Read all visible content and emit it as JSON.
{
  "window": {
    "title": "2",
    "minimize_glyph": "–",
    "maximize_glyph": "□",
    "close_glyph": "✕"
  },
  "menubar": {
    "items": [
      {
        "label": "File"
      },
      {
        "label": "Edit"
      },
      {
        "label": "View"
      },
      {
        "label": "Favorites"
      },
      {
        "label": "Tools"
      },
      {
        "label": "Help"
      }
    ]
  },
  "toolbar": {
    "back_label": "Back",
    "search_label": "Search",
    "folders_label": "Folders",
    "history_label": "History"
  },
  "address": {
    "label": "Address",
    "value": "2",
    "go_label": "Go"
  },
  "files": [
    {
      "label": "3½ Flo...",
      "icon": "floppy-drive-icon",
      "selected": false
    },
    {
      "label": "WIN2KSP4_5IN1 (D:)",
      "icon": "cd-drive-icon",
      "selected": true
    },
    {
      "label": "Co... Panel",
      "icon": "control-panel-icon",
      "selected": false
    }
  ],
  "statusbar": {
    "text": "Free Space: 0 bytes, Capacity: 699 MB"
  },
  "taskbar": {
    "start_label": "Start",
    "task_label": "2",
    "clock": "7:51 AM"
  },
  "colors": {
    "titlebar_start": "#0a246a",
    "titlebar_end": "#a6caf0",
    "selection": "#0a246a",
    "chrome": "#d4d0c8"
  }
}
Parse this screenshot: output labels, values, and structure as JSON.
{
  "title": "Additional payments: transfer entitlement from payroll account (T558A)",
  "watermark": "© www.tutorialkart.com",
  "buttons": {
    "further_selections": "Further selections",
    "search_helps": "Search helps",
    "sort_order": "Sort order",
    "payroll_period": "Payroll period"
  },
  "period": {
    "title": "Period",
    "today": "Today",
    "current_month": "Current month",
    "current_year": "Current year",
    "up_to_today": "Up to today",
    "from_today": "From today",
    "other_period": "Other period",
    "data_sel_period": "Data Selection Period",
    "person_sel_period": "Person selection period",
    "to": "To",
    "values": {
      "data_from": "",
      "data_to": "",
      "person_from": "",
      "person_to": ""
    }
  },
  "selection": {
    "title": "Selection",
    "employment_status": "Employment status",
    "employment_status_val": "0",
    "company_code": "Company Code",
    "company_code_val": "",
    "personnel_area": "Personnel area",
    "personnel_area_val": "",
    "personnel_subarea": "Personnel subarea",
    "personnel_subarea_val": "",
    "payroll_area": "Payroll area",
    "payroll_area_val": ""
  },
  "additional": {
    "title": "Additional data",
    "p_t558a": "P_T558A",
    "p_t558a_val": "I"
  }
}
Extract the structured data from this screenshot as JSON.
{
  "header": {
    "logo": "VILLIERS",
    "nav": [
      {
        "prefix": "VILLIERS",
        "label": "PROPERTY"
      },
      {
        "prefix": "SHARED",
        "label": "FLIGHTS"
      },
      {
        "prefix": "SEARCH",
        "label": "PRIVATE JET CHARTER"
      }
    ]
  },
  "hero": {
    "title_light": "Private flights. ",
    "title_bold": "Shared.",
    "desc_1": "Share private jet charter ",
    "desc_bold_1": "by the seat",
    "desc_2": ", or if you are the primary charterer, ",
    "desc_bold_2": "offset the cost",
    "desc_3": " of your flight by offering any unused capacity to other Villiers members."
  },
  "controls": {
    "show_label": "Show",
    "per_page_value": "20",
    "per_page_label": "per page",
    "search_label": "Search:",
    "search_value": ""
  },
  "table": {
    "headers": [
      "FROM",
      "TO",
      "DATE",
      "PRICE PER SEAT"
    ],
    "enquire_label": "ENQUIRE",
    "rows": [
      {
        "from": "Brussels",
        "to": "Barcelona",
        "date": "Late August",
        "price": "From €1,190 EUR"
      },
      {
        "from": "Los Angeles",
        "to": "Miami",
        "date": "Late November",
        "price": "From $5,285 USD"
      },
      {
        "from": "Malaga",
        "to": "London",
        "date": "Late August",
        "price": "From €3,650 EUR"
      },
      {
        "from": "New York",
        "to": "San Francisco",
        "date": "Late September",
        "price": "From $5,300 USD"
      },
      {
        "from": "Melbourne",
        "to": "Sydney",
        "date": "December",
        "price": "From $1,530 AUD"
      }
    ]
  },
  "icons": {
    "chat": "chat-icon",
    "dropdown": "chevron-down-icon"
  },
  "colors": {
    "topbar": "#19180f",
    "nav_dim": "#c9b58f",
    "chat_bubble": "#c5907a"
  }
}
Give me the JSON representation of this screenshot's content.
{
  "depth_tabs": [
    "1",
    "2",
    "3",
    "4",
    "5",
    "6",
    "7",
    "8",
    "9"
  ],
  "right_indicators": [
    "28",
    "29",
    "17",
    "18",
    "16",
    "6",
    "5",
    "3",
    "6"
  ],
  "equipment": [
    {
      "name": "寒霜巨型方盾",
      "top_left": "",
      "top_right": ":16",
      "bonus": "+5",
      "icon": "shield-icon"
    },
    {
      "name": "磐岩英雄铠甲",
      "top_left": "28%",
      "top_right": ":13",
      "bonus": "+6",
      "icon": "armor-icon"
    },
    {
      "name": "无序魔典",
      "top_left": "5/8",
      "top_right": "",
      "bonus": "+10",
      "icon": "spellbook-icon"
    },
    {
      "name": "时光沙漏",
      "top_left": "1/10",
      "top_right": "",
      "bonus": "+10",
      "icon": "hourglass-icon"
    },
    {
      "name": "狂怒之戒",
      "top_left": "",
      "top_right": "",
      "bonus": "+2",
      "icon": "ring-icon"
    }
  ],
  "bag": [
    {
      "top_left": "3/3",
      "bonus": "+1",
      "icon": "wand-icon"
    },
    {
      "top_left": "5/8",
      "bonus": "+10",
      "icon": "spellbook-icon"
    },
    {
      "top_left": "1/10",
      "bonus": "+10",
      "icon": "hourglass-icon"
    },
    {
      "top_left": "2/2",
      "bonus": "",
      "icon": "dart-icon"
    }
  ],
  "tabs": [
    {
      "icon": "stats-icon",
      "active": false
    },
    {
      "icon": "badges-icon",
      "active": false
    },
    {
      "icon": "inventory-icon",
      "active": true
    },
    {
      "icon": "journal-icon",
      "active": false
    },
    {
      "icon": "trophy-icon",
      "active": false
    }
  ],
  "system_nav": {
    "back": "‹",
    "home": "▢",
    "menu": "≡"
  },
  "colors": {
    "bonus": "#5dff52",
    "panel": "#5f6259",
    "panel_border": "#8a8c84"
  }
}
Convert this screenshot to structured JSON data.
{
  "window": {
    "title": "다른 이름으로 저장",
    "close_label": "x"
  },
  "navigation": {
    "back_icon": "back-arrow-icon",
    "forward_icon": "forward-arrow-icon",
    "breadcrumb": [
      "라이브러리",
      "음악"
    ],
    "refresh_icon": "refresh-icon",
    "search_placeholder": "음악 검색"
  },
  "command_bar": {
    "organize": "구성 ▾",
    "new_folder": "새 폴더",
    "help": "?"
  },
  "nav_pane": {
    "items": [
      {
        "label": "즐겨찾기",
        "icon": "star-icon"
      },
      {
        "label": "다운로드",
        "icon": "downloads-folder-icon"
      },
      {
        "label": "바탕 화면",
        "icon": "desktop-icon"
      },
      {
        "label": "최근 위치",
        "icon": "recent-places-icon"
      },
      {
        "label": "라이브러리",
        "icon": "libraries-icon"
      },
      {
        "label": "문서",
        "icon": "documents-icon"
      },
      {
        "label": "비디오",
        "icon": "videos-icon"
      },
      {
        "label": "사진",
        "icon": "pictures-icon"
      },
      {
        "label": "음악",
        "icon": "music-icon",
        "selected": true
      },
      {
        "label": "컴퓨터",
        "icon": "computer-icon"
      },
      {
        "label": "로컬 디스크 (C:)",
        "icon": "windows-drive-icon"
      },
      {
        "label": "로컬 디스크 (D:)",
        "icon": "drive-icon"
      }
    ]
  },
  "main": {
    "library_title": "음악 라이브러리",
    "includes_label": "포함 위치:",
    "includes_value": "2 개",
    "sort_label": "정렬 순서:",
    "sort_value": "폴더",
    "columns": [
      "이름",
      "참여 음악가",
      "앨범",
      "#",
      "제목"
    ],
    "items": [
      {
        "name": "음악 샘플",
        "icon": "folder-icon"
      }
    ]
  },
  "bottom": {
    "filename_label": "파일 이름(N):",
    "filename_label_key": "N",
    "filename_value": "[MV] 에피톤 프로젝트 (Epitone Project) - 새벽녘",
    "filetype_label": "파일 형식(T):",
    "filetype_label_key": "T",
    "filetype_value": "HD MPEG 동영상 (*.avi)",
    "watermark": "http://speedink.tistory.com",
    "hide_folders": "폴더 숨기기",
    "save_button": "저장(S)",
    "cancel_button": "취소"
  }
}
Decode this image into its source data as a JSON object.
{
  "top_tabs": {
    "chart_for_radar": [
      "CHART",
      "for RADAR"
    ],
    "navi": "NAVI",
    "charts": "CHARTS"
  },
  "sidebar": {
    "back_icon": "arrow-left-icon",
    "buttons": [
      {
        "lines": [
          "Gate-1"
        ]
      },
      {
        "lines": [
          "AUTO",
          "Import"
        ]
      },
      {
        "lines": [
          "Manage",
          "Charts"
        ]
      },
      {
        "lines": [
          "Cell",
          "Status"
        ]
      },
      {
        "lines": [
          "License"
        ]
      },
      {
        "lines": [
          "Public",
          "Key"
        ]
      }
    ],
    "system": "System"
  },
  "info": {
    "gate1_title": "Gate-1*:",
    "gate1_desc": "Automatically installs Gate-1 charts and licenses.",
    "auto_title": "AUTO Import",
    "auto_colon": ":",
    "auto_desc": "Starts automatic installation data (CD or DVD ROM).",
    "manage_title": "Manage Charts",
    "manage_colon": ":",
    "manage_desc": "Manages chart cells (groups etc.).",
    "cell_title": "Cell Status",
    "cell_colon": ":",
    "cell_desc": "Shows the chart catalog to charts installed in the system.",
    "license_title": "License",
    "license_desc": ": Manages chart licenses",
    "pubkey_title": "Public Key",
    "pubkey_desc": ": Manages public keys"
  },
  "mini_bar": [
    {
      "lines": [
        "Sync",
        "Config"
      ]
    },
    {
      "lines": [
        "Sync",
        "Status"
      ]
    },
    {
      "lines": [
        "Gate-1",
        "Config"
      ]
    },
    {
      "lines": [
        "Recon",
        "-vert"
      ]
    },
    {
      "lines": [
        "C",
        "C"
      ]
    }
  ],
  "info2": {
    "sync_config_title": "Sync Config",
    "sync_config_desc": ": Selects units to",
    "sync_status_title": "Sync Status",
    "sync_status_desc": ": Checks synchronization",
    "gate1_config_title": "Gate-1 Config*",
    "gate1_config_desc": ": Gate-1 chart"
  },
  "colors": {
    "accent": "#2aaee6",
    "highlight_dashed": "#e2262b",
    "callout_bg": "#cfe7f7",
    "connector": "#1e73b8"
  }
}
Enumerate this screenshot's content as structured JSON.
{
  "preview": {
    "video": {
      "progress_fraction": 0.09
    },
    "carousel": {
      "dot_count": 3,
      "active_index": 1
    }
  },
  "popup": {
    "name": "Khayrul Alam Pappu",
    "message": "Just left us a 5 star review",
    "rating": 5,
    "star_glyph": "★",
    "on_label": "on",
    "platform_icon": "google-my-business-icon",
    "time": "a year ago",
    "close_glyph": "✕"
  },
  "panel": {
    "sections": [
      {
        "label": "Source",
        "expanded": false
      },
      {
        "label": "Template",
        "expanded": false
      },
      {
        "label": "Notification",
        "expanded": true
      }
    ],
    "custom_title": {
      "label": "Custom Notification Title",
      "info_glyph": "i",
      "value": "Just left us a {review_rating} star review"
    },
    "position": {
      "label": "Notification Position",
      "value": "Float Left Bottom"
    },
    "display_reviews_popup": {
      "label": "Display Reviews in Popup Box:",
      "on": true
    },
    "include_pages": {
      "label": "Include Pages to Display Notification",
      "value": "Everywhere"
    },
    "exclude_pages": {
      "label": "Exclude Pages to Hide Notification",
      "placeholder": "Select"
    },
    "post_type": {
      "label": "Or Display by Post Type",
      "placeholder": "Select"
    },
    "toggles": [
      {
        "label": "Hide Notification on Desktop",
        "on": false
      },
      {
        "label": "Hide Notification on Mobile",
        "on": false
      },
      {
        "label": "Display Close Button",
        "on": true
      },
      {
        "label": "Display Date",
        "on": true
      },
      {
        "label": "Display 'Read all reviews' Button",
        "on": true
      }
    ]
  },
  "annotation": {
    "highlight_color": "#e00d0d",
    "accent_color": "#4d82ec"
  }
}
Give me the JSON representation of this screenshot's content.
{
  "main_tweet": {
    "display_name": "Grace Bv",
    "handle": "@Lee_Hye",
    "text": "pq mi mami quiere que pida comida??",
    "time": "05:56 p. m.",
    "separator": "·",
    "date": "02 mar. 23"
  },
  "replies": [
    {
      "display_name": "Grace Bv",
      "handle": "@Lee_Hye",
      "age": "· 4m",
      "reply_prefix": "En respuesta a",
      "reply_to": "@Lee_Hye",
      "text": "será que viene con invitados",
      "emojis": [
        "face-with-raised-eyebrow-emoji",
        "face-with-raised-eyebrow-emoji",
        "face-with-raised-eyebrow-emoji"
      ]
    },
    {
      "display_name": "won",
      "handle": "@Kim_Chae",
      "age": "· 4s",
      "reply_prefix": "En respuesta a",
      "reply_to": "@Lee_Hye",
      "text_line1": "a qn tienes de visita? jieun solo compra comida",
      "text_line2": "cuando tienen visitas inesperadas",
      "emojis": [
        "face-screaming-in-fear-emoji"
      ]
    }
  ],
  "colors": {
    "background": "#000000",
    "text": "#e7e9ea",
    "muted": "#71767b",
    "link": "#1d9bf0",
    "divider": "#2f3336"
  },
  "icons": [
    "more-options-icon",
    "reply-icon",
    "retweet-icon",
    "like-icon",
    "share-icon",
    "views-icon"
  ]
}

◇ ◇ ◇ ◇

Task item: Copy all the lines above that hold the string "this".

Output:
Parse this screenshot: output labels, values, and structure as JSON.
Extract the structured data from this screenshot as JSON.
Give me the JSON representation of this screenshot's content.
Convert this screenshot to structured JSON data.
Decode this image into its source data as a JSON object.
Enumerate this screenshot's content as structured JSON.
Give me the JSON representation of this screenshot's content.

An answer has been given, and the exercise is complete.